The sample return capsule from NASA's OSIRIS-REx mission is seen shortly after touching down in the desert at the Department of Defense's Utah Test and Training Range. Keegan Barber/NASA
Topics: Asteroids, Astrobiology, Astrophysics, NASA, Space Exploration
Scientists are exulting over the safe arrival of a canister containing about a cup's worth of asteroid rocks, collected 200 million miles away, that landed in a Utah desert after a 7-year NASA mission sent to retrieve them.
The black pebbles and dirt are older than Earth and are undisturbed remnants of the solar system's early days of planet formation. As part of an asteroid named Bennu, these rocks traveled unsullied through space for eons.
While bits of asteroids regularly fall to our planet as meteorites, scientists want to study pristine asteroid material, stuff that's uncontaminated by our planet, to understand the early chemistry that might have contributed to the emergence of life.

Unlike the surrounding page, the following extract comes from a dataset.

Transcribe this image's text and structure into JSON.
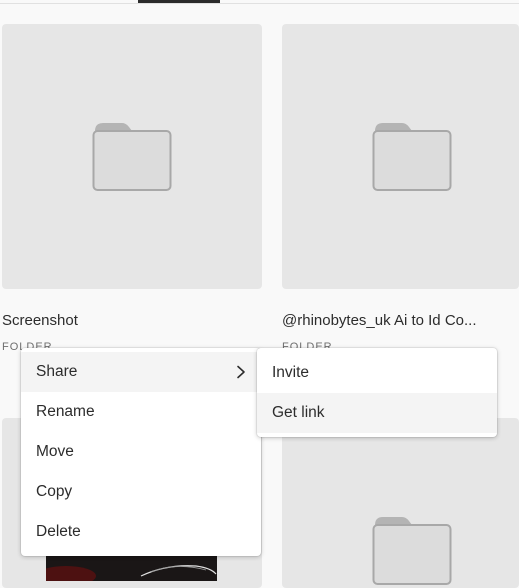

NASA asteroid sample lands safely in Utah before being whisked away by helicopter, Nell Greenfieldboyce, NPR